The American Library Association recently published its list of books that people tried hardest to ban between 1990 and 2000, with the Harry Potter series in seventh place – just after Huckleberry Finn and Of Mice and Men.
Among the ALA's top 100 endangered books are SF and fantasy by Madeleine L'Engle, Roald Dahl, Margaret Atwood (The Handmaid's Tale), Daniel Keyes (the innocuous Flowers for Algernon), Aldous Huxley (Brave New World, of course), Stephen King, and Kurt Vonnegut (Slaughterhouse-5). Even William Golding's classic Lord of the Flies gets a mention. Book-banners are a strange, illogical bunch.
The tradition goes back a long way. One of the earliest fantasies to be officially banned was Homer's Odyssey – by the Emperor Caligula in AD 35. Being clinically bonkers, Caligula felt that this epic taught Greek ideals of freedom, which obviously wouldn't do in Rome.
Skipping ahead to 1497, Ovid's Metamorphoses (full of shape-changer fantasies) and Dante's Divine Comedy (more influential in SF than you might think) were burnt by order of that fiery reformer Savonarola: Ovid for being erotic and Dante for "vanities". A sixteenth-century Archbishop of Canterbury agreed about Ovid, and burnt his works in 1599. Sir Thomas More didn't dare publish his 1516 SF satire Utopia in England or indeed in English, for fear of Henry VIII's wrath at the digs about royalty. It appeared in Latin, overseas only, and for other reasons Henry had More executed anyway.

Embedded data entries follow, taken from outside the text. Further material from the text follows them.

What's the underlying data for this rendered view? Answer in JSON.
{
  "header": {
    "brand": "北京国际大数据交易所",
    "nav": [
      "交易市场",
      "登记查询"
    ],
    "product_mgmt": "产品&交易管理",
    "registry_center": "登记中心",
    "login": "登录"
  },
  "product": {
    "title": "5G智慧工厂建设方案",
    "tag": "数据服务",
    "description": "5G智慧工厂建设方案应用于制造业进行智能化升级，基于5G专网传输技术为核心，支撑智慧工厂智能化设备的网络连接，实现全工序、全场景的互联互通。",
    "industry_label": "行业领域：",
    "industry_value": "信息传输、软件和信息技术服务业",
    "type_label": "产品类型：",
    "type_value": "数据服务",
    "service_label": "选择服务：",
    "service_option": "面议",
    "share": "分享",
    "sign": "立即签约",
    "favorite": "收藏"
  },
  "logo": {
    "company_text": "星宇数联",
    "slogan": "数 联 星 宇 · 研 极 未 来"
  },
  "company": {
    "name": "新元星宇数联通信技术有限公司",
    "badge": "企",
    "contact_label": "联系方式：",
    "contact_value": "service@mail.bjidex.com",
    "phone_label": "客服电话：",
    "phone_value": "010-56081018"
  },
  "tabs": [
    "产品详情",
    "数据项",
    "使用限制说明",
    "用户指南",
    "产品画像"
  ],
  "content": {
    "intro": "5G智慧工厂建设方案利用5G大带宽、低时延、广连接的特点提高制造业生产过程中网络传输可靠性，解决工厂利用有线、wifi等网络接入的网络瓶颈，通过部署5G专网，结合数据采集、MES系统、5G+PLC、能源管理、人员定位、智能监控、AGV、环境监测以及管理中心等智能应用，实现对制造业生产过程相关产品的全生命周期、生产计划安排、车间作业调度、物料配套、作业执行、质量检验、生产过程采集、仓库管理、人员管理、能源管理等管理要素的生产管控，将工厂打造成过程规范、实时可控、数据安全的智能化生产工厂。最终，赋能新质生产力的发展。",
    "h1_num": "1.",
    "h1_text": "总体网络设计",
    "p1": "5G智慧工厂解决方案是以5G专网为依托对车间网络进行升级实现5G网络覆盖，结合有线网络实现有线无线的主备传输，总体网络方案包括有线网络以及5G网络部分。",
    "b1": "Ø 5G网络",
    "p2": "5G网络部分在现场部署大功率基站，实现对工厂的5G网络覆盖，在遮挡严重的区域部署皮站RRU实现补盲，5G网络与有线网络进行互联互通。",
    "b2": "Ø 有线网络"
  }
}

My favourite twentieth-century case is the 1920 banning of James Branch Cabell's witty, harmlessly naughty fantasy Jurgen, thanks to John S. Sumner of the New York Society for the Suppression of Vice. In the resulting trial, the publishers were acquitted – partly because the judge believed the book's solemn but totally untrue introduction claiming that it was "based on the medieval legends of Jurgen".
The publicity sent Jurgen's sales sky-high, and Cabell's next book was respectfully dedicated to his benefactor John S. Sumner, who'd "glowingly advertised" him to the public. Cabell claimed to be specially impressed by Sumner's ability to unearth sexy meanings in anything: "I have applied your method to many of the Mother Goose rhymes with rather curious results ..."
Publicity was equally rewarding for the pulp supernatural/horror magazine Weird Tales in 1924, which according to legend sold out fast when readers heard that many newsstands had banned it. The reason was C.M. Eddy's "The Loved Dead", a ghoulish story about a necrophiliac serial killer, revised for publication by the not yet famous H.P. Lovecraft.
Closer to home, the Irish Republic traditionally banned all sorts of things disapproved of by the Vatican – including Brave New World, for general immorality, as late as 1932. (Amazingly, this and Animal Farm remained forbidden into the 1950s in freedom-loving Australia.) It was W.H. Smith's rather than Parliament that halted UK sales of Michael Moorcock's uninhibited, subversive New Worlds magazine in 1968. In the early 1990s, Manchester police came down heavily on David Britton's satirical, deliberately offensive anti-Nazi fantasy Lord Horror, with the odd legal result that the novel was saved from a destruction order in 1992 while the graphic novel stayed banned. Books are for adults, but comics are for kids who must at all costs be protected.
Censors usually end up looking silly in the clear hindsight of history. A splendid example is the late Spike Milligan's surreal post-nuclear-war stage comedy The Bed-Sitting Room, written with John Antrobus and later made into a cult movie. It launched in 1963, when that dread court official the Lord Chamberlain could still shut down British theatres for staging unapproved plays.
For decades, Milligan treasured the Lord Chamberlain's official letter, on embossed royal notepaper, approving The Bed-Sitting Room if certain changes were made. It begins boringly: "Omit the name of the Prime Minister: no representation of his voice is allowed." Next, Milligan was told to delete the words "clockwork Virgin Mary made in Hong Kong, whistles the twist." Next, "Omit reference to the Royal Family ..."
The Chamberlain droned on: "The mock priest must not wear a crucifix on his snorkel." "Omit 'crap' substitute 'Jazz'." More lines were chopped, from "We've just consummated our marriage ..." to "The Duke of Edinburgh is a wow with Greek dishes." The final demands: "Omit '... the perversions of the rubber ...'. Substitute '... the kreurpels and blinges of the rubber'. Omit the chamber pot under bed."
And that, readers, is how the British public was protected from the SF drama of Spike Milligan.
David Langford wrote "****" here once, but SFX substituted asterisks.